For Community Members

Regenerative Medicine:

Regenerative medicine is a branch of medical science that focuses on developing ways to regenerate, repair and regrow damaged cells, tissues and organs. Regenerative medicine strategies aim to restore the normal structure and function of diseased tissues. Some important terminology often used in discussing regenerative is “stem cells,” which are a type of progenitor cells in the body that have the potential to develop into any cell. “Regeneration” means replacing old and damaged cells, tissues and organs in the body with new, fully functional, engineered equivalents. “Clinical trials” is the process of testing developed therapeutics on human subjects. Regenerative medicine has enormous potential and clinical applications. By developing regenerative methods, scientists can treat chronic scars and replace damaged tissues, restore muscle or neural cells and help treat many conditions that lack effective medications.

According to Dr. Tanya Petraszko, a senior medical director for Canadian Blood Services, some barriers to blood donation include “racism and mistrust of the health system, cultural ideas of blood and donation, as well as eligible screen criteria that would deter potential donors.” This is highlighted by the fact that less than 1% of blood donors at Canadian Blood Services identify as African, Caribbean, or Black. Blood disorders like sickle cell disease disproportionately affect people of colour, hence why it is essential to reduce barriers to donation to encourage more individuals from the ACB community to donate. Low levels of donation from individuals of African, Caribbean, and Black backgrounds are present in blood donations, stem cell donations, and bone marrow donations. To add on, ACB community members have the lowest odds, of 29%, of finding a bone marrow transplant due to them having more complex tissue types and also less availability of potential matches in the system.

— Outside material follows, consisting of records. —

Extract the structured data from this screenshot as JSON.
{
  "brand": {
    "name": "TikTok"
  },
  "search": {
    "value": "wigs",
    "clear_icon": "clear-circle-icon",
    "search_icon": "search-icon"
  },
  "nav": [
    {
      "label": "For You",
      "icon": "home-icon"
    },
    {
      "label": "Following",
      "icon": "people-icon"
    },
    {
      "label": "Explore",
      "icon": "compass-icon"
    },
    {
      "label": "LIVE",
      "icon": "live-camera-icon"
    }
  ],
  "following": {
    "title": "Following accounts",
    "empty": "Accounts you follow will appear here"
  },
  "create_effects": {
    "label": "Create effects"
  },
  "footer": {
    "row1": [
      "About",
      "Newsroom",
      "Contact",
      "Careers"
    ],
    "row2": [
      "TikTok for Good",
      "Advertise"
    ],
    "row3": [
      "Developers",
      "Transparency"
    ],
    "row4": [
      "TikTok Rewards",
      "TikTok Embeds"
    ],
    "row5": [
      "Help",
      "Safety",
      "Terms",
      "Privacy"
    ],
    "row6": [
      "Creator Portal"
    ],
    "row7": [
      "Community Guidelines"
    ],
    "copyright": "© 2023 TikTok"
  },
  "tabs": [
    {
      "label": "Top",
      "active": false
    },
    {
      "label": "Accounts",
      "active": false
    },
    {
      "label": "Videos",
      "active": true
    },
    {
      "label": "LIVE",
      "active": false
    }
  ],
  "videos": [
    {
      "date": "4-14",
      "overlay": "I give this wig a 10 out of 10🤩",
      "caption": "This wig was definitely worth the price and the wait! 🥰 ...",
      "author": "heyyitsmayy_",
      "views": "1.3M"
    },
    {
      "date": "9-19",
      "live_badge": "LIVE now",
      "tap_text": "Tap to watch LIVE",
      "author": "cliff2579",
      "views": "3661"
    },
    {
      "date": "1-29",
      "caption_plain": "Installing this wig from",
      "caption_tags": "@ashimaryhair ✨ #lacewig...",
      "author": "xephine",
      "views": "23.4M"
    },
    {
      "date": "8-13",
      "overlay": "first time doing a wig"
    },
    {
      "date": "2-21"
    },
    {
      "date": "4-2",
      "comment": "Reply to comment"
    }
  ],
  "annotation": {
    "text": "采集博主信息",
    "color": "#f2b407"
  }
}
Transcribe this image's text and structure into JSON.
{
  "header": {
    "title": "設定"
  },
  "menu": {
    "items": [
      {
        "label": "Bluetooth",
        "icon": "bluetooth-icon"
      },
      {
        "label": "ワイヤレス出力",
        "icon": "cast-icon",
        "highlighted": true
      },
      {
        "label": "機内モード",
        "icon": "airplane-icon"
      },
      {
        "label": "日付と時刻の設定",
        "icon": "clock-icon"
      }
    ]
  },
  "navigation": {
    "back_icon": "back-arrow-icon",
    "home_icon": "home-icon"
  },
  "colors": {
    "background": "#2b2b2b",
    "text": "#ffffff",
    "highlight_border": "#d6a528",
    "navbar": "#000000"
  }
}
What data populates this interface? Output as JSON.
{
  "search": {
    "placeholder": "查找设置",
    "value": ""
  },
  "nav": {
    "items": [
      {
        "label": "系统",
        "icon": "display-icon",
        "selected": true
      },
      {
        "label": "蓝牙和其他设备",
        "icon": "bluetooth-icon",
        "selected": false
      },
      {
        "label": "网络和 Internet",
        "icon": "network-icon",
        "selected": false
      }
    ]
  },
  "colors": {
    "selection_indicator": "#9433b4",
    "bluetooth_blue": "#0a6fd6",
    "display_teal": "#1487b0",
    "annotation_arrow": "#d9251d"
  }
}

Ethnocultural, racial inequities in bone marrow, blood and stem cell donations

The discrepancy between Black donors and their total population in Canada could be linked to the Canadian Blood Services’ blood donation ban on individuals if they were born in certain African countries. This ban has been lifted since 2016, but the relationship between individuals of African descent and the Canadian Blood Services has not been repaired. Individuals of African descent do not trust the Canadian Blood Services as they do not see how the organisation is implementing practices to incorporate diverse practices and account for anti-black racism.